Dedicated and diverse classic car scene in Ireland
An Hispano near Caveys Jaguar premises in Camden Street, Dublin, in the 1950s
The 1912 Hispano- Suiza Alphonso XIII
Joe's 1950 Chevy 3100 pick-up
Beware of the classic car bug. Once the venom of delight for older cars is in your bloodstream it’s almost impossible to entirely eradicate. You may well go about your daily life as the driver of a sensible, staid modern hatchback but with the love of classics in your system, your life will vibrate to the tune of some gorgeous 1960’s sexbomb. You will crave it, it may consume you and you will be happily consumed.
Anyone looking to be bitten as if by a swarm of mosquitos should get themselves along to the RDS Simmonscourt pavilion this weekend, for the inaugural Royal Irish Automobile Club National Classic Car Show.
It promises to be a showcase of the most exotic and exciting classic, vintage and veteran cars that Ireland can muster.
Which is a slightly odd thing. When most of us think of classic cars in an Irish context, we tend to think of the guy living down the road who has kept his dad’s 1974 Escort in good condition, or the eccentric from the next parish over who somehow maintains and runs some oddball 1930s machine.
It’s a common misconception that, because Ireland has (a) traditionally had a low level of car sales compared to the rest of Europe and (b) what sales we have tend to be of the cheap and cheerful variety, that there are few, if any interesting classic cars in Ireland.
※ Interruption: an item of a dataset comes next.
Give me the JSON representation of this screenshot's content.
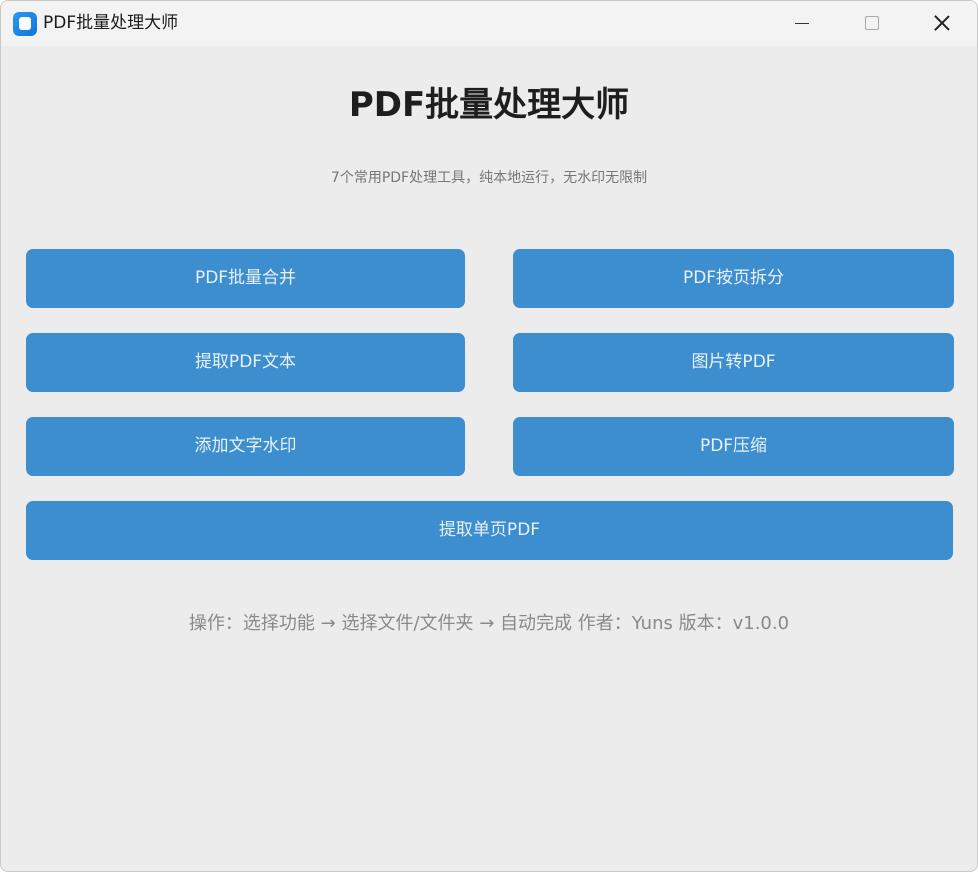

Not so, says Bob Montgomery, one of the show’s organisers and, of course, a regular contributor to these pages. In fact, not only is there a dedicated and diverse classic car scene in Ireland, it’s actually managing to beat the blues of the recession and is thriving.
“Come along to the show – I think you’ll be surprised how many ‘exotic’ cars there are in this country. In fact it would not be hard to run this show a week later with a completely different cast of cars,” Montgomery told us. “In making this selection of cars for this show we have become aware of many, many more exotic cars that are available in Ireland.”
Among them will be some truly rare and exciting machinery. How about a Hispano-Suiza? Never heard of one? Not surprising, the Spanish firm stopped making cars in 1946, but until then, it made some of the finest luxury cars in Europe, earning favourable comparison to the likes of Rolls-Royce, Bentley and Cadillac.
The car at the show is a 1913 Alfonso XIII, named for the reigning Spanish king, and was bought by a Mr Alfred Gaynor of Middle Abbey St. Quite apart from being timed at 90mph on the Balrothery Road (!) the car is famous for having been shot at by a sniper during the 1916 Easter Rising. Mr Gaynor’s driver was wounded, but recovered. The Hispano still bears the scar of the ricocheting bullet on its steering wheel.
With the interest in classics growing, it must beg the question; do we see them as a form of comforting nostalgia in difficult times? Or is it all about safe-haven investments? “Perhaps there is a touch of nostalgia, what with the times we live in but the classic car movement is booming,” says Montgomery. “Classic cars as investments really concern only the top end of the market, say in the €100,000 plus range. The current record for a classic car at auction is for a Ferrari with a race history that fetched more than $14.8m (€10.9m) last year in the US. But the vast majority of classic car enthusiasts are happy with much more mundane, and affordable, classics.”